And One began in 1989 when Steve Naghavi and Chris Ruiz met at a Berlin club. They decided to follow in the footsteps of Depeche Mode by using two keyboards and a beatbox. Naghavi has also cited Nine Inch Nails and Kraftwerk as early influences, which reflect on their musical style. They tend to sing in both German and English, luckily lead singer Naghavi pulls both languages off well.
- Anguish (1991)
- Flop! (1992)
- Spot (1993)
- I.S.T. (1994)
- Nordhausen (1997)
- 9.9.99 9 Uhr (1998)
- Virgin Superstar (2000)
- Aggressor (2003)
- Bodypop (2006)
- Tanzomat (2011)
- S.T.O.P. (2012)
- Agony of the Feet: The song "When the Feet Hurt".
- Album Title Drop: Tanzomat's title drop is during the track "Zerstorer".
- Drop the Hammer: "Metalhammer".
- Excited Album Title: Flop!
- Fading Into the Next Song: "Sex Drive" into "Playing Dead" on Tanzomat.
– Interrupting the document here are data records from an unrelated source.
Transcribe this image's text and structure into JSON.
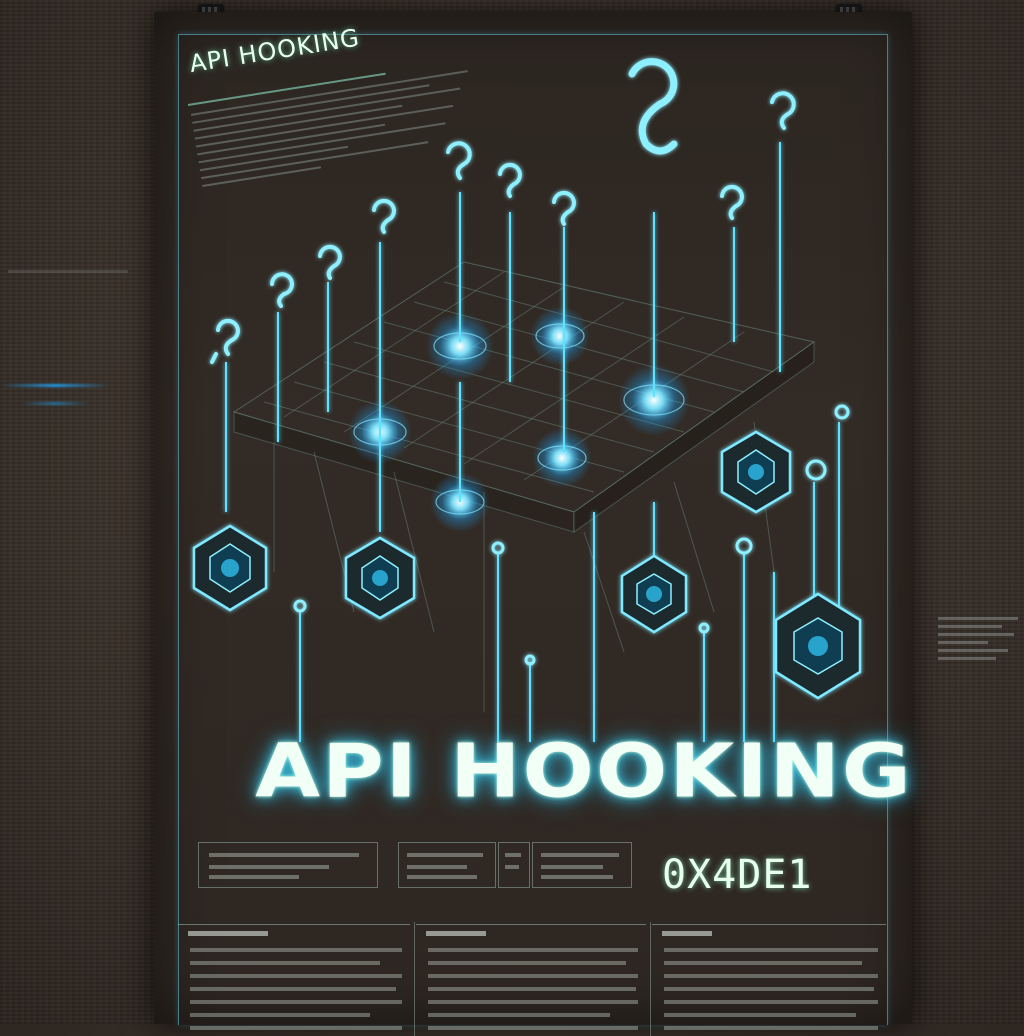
{
  "poster": {
    "header_title": "API HOOKING",
    "main_title": "API HOOKING",
    "code": "0X4DE1"
  },
  "colors": {
    "glow_cyan": "#3ad0ff",
    "glow_green": "#7dffb0",
    "poster_bg": "#2e2722",
    "wall_bg": "#3a312a"
  },
  "icons": [
    "hook-icon",
    "chip-icon",
    "circuit-node-icon",
    "pushpin-icon"
  ]
}
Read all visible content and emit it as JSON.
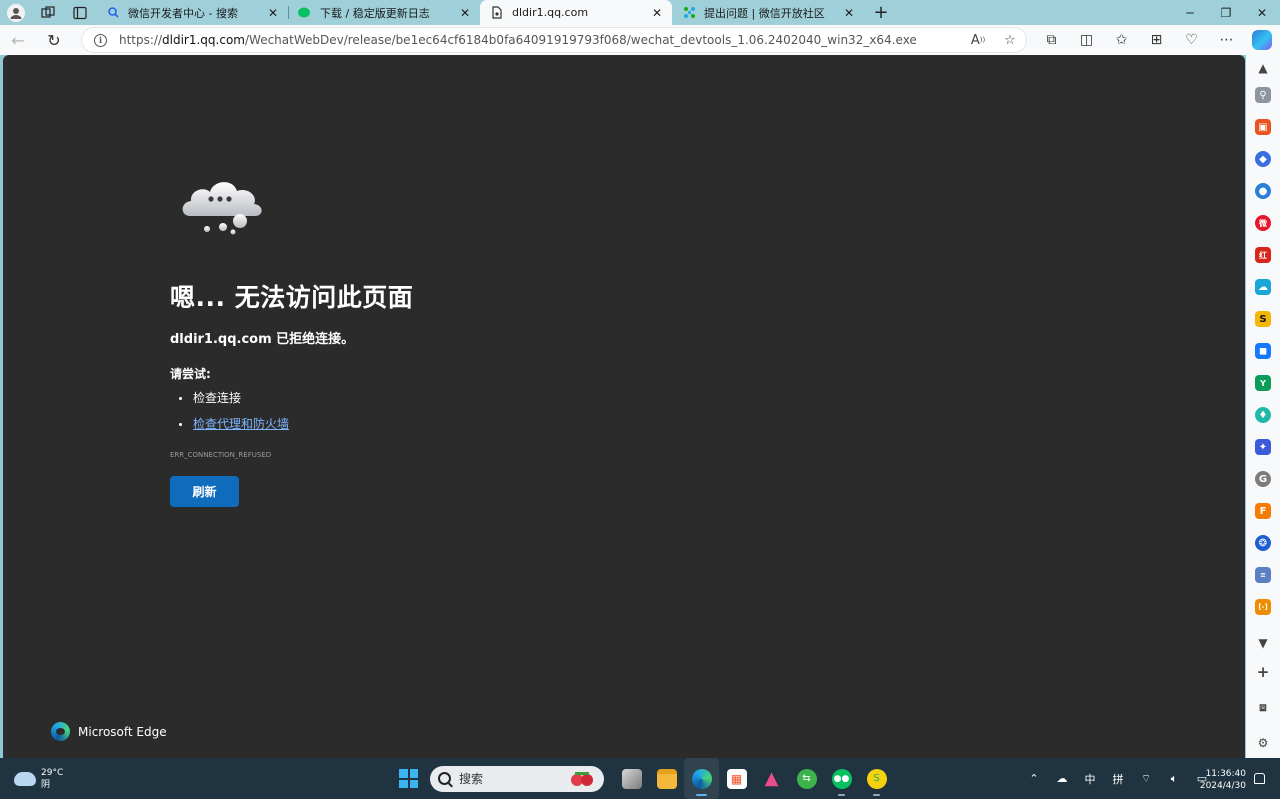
{
  "browser": {
    "tabs": [
      {
        "title": "微信开发者中心 - 搜索",
        "favicon_color": "#2563eb",
        "active": false
      },
      {
        "title": "下载 / 稳定版更新日志",
        "favicon_color": "#07c160",
        "active": false
      },
      {
        "title": "dldir1.qq.com",
        "favicon_color": "#333333",
        "active": true
      },
      {
        "title": "提出问题 | 微信开放社区",
        "favicon_color": "#1aad19",
        "active": false
      }
    ],
    "new_tab_glyph": "+",
    "address": {
      "url_prefix": "https://",
      "url_host": "dldir1.qq.com",
      "url_path": "/WechatWebDev/release/be1ec64cf6184b0fa64091919793f068/wechat_devtools_1.06.2402040_win32_x64.exe"
    }
  },
  "error_page": {
    "title": "嗯... 无法访问此页面",
    "host": "dldir1.qq.com",
    "host_suffix": " 已拒绝连接。",
    "try_heading": "请尝试:",
    "suggestions": [
      {
        "text": "检查连接",
        "link": false
      },
      {
        "text": "检查代理和防火墙",
        "link": true
      }
    ],
    "error_code": "ERR_CONNECTION_REFUSED",
    "refresh_label": "刷新",
    "brand": "Microsoft Edge"
  },
  "sidebar": {
    "items": [
      {
        "icon": "search-icon",
        "color": "#555555",
        "glyph": "⚲"
      },
      {
        "icon": "toolbox-icon",
        "color": "#e8531f",
        "glyph": "▣"
      },
      {
        "icon": "copilot-icon",
        "color": "#3a6fe0",
        "glyph": "◆"
      },
      {
        "icon": "drop-icon",
        "color": "#2b7fd8",
        "glyph": "●"
      },
      {
        "icon": "weibo-icon",
        "color": "#e6162d",
        "glyph": "微"
      },
      {
        "icon": "red-app-icon",
        "color": "#d9261c",
        "glyph": "红"
      },
      {
        "icon": "cloud-app-icon",
        "color": "#1aa6d6",
        "glyph": "☁"
      },
      {
        "icon": "yellow-app-icon",
        "color": "#f2b705",
        "glyph": "S"
      },
      {
        "icon": "box-app-icon",
        "color": "#1677ff",
        "glyph": "◼"
      },
      {
        "icon": "green-app-icon",
        "color": "#0a9d58",
        "glyph": "Y"
      },
      {
        "icon": "cyan-app-icon",
        "color": "#22b8a7",
        "glyph": "♦"
      },
      {
        "icon": "puzzle-app-icon",
        "color": "#3b5bdb",
        "glyph": "✦"
      },
      {
        "icon": "g-app-icon",
        "color": "#7c7c7c",
        "glyph": "G"
      },
      {
        "icon": "orange-app-icon",
        "color": "#f57c00",
        "glyph": "F"
      },
      {
        "icon": "blue-gear-app-icon",
        "color": "#1f5fd1",
        "glyph": "❂"
      },
      {
        "icon": "text-app-icon",
        "color": "#5b7fc2",
        "glyph": "≡"
      },
      {
        "icon": "bracket-app-icon",
        "color": "#f08c00",
        "glyph": "[-]"
      }
    ]
  },
  "taskbar": {
    "weather": {
      "temp": "29°C",
      "condition": "阴"
    },
    "search_placeholder": "搜索",
    "ime_lang": "中",
    "ime_mode": "拼",
    "time": "11:36:40",
    "date": "2024/4/30"
  }
}
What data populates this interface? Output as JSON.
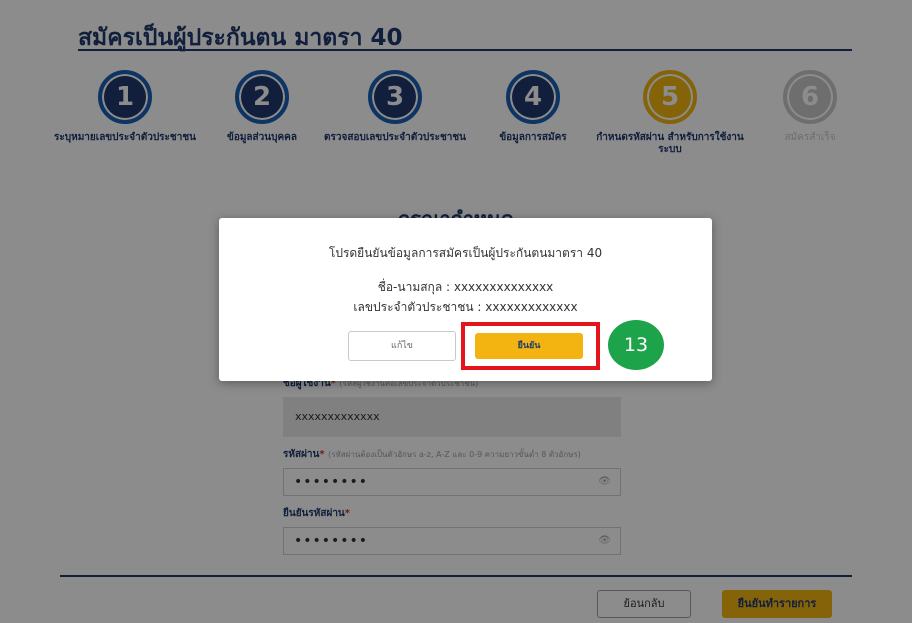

- The Great Politics Mess-Up: The subject of the song "Life Isn't Easy in Germany".
- Intercourse with You: "Wet Spot", as you might imagine, is one of their more sexual songs. "Technoman" and "So Klingt Liebe" also probably count.
- "Sex Drive" off the new album Tanzomat definitely counts.
- Mondegreen: This video gives an amusing interpretation of what the German lyrics to "Panzermensch" sound like in English. "Geh geradeaus" becomes "Gay colored house."
- Ode to Intoxication: "Body Nerv"
- Ode to Sobriety: "Don't Need the Drugs"
- Signature Song: "Panzermensch", or "Military Fashion Show"
- Sharp-Dressed Man: Naghavi usually performs in a suit and tie.
- Stealth Parody: The Tanzomat album is one for the Synth Pop genre.
- Suspiciously Similar Song: "Dancing in the Factory" is this for Depeche Mode's "Just Can't Get Enough", as well as "No Song For You" and "Agent Orange". It's probably intentional.
- Synth Pop
- Unexpected Genre Change: Witness the 50's Rock and Roll version of "Military Fashion Show".
- as well as this. not a trace of synthesizers anywhere.